So who's the joint resolution targeting?

Greenlick says he's looking at groups that are primarily funded by Medicaid dollars. (Medicaid funds come from both state and federal sources.) He thinks a few paving companies or other contractors might also qualify—but he's sure about the medical groups.

His concern is that organizations dependent on public dollars may be using them for political purposes rather than on patient care. The Medicaid-funded groups have a variety of legislative goals, but broadly speaking, they want policies that will maximize their revenue and minimize regulation, neither of which may be in the public interest.

"I'm going after managed care groups," says Greenlick, longtime head of the House Health Care Committee. "That's whose really on my mind."
Greenlick may face an uphill battle. Six PACs whose donors are Medicaid-funded have given nearly $6 million in political contributions since Jan. 1, 2010—and their donations have gone to some of the most powerful figures in both parties.

Doctors for Healthy Communities (Portland)    $1.54 million
Douglas County Physicians PAC (Roseburg)    $1.24 million
Coalition for a Healthy Oregon PAC (Portland)    $1.13 million
Low Income Dental PAC (Amity)    $788,000
Coalition for a Healthy Oregon (Wilsonville)    $775,000
AllCare Physicians PAC (Grants Pass)        $278,000
FamilyCare Health (Portland)    $166,000

Total $5.93 million

Recipients of contributions from those PACs since Jan. 1, 2010, include current legislative leaders from both parties and the current chairs of the Senate and House Health Care committees.

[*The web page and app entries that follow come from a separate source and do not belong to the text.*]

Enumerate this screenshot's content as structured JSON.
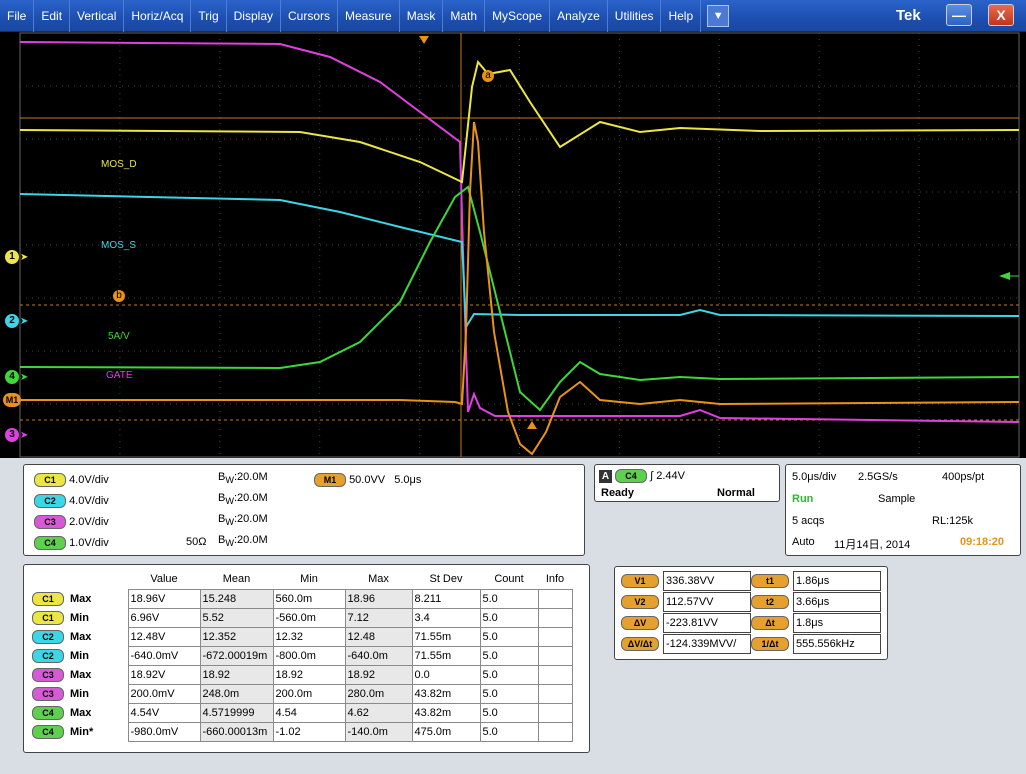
{
  "menu": {
    "items": [
      "File",
      "Edit",
      "Vertical",
      "Horiz/Acq",
      "Trig",
      "Display",
      "Cursors",
      "Measure",
      "Mask",
      "Math",
      "MyScope",
      "Analyze",
      "Utilities",
      "Help"
    ],
    "brand": "Tek",
    "minimize": "—",
    "close": "X"
  },
  "waveform": {
    "labels": {
      "mos_d": "MOS_D",
      "mos_s": "MOS_S",
      "scale": "5A/V",
      "gate": "GATE",
      "cursor_a": "a",
      "cursor_b": "b"
    },
    "markers": {
      "c1": "1",
      "c2": "2",
      "c4": "4",
      "m1": "M1",
      "c3": "3"
    },
    "colors": {
      "c1": "#ece645",
      "c2": "#3bd7e6",
      "c3": "#e040e0",
      "c4": "#3fd63a",
      "m1": "#e8921a"
    }
  },
  "channels": [
    {
      "badge": "C1",
      "scale": "4.0V/div",
      "bw_prefix": "B",
      "bw_sub": "W",
      "bw": ":20.0M",
      "impedance": ""
    },
    {
      "badge": "C2",
      "scale": "4.0V/div",
      "bw_prefix": "B",
      "bw_sub": "W",
      "bw": ":20.0M",
      "impedance": ""
    },
    {
      "badge": "C3",
      "scale": "2.0V/div",
      "bw_prefix": "B",
      "bw_sub": "W",
      "bw": ":20.0M",
      "impedance": ""
    },
    {
      "badge": "C4",
      "scale": "1.0V/div",
      "bw_prefix": "B",
      "bw_sub": "W",
      "bw": ":20.0M",
      "impedance": "50Ω"
    }
  ],
  "math": {
    "badge": "M1",
    "scale": "50.0VV",
    "time": "5.0μs"
  },
  "trigger": {
    "mode_badge": "A",
    "source_badge": "C4",
    "slope": "∫",
    "level": "2.44V",
    "state": "Ready",
    "mode": "Normal"
  },
  "acquisition": {
    "time_div": "5.0μs/div",
    "sample_rate": "2.5GS/s",
    "resolution": "400ps/pt",
    "run_state": "Run",
    "mode": "Sample",
    "acqs": "5 acqs",
    "record_length": "RL:125k",
    "trigger_mode": "Auto",
    "date": "11月14日, 2014",
    "time": "09:18:20"
  },
  "measurements": {
    "headers": [
      "Value",
      "Mean",
      "Min",
      "Max",
      "St Dev",
      "Count",
      "Info"
    ],
    "rows": [
      {
        "badge": "C1",
        "type": "Max",
        "cells": [
          "18.96V",
          "15.248",
          "560.0m",
          "18.96",
          "8.211",
          "5.0",
          ""
        ]
      },
      {
        "badge": "C1",
        "type": "Min",
        "cells": [
          "6.96V",
          "5.52",
          "-560.0m",
          "7.12",
          "3.4",
          "5.0",
          ""
        ]
      },
      {
        "badge": "C2",
        "type": "Max",
        "cells": [
          "12.48V",
          "12.352",
          "12.32",
          "12.48",
          "71.55m",
          "5.0",
          ""
        ]
      },
      {
        "badge": "C2",
        "type": "Min",
        "cells": [
          "-640.0mV",
          "-672.00019m",
          "-800.0m",
          "-640.0m",
          "71.55m",
          "5.0",
          ""
        ]
      },
      {
        "badge": "C3",
        "type": "Max",
        "cells": [
          "18.92V",
          "18.92",
          "18.92",
          "18.92",
          "0.0",
          "5.0",
          ""
        ]
      },
      {
        "badge": "C3",
        "type": "Min",
        "cells": [
          "200.0mV",
          "248.0m",
          "200.0m",
          "280.0m",
          "43.82m",
          "5.0",
          ""
        ]
      },
      {
        "badge": "C4",
        "type": "Max",
        "cells": [
          "4.54V",
          "4.5719999",
          "4.54",
          "4.62",
          "43.82m",
          "5.0",
          ""
        ]
      },
      {
        "badge": "C4",
        "type": "Min*",
        "cells": [
          "-980.0mV",
          "-660.00013m",
          "-1.02",
          "-140.0m",
          "475.0m",
          "5.0",
          ""
        ]
      }
    ]
  },
  "cursors": {
    "left": [
      {
        "label": "V1",
        "value": "336.38VV"
      },
      {
        "label": "V2",
        "value": "112.57VV"
      },
      {
        "label": "ΔV",
        "value": "-223.81VV"
      },
      {
        "label": "ΔV/Δt",
        "value": "-124.339MVV/"
      }
    ],
    "right": [
      {
        "label": "t1",
        "value": "1.86μs"
      },
      {
        "label": "t2",
        "value": "3.66μs"
      },
      {
        "label": "Δt",
        "value": "1.8μs"
      },
      {
        "label": "1/Δt",
        "value": "555.556kHz"
      }
    ]
  }
}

Gov. John Kitzhaber    $665,000
Rep. Mike McLane (R-Powell Butte)    $306,000
House Speaker Tina Kotek (D-Portland)    $165,000
Sen. Laurie Monnes Anderson (D-Gresham)    $107,000
Senate President Peter Courtney (D-Salem)    $78,000
Gov. Kate Brown        $65,000
Sen. Ted Ferrioli (R-John Day)    $23,000
Rep. Mitch Greenlick (D-Portland)    $20,000